--- Your objective ---
From the records that follow, copy every line that contains the word "Yoxamig".
------
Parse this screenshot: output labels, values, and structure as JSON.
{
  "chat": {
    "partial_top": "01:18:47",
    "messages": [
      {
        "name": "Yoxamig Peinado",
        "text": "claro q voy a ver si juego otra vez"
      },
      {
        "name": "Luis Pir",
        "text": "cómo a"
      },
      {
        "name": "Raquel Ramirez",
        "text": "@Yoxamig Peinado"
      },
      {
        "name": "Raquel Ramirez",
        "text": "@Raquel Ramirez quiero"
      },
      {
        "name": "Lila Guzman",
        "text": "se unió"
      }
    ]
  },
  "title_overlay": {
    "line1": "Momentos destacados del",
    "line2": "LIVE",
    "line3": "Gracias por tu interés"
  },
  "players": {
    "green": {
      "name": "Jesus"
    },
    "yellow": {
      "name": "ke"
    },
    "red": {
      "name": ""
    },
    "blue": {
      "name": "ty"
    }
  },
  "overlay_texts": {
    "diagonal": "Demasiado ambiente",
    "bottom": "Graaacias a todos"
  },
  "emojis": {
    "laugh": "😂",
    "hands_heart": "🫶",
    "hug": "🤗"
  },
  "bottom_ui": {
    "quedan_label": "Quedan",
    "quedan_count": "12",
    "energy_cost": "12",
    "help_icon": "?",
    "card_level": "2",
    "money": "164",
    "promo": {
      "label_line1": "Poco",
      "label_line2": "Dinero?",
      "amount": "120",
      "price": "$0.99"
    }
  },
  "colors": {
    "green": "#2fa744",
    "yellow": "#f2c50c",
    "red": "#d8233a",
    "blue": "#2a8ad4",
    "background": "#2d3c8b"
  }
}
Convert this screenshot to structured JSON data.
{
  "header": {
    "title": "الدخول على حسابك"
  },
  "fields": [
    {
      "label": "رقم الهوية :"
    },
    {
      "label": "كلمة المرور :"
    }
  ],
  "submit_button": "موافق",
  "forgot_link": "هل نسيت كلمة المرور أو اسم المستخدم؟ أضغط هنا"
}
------
--- Written answer ---
        "name": "Yoxamig Peinado",
        "text": "@Yoxamig Peinado"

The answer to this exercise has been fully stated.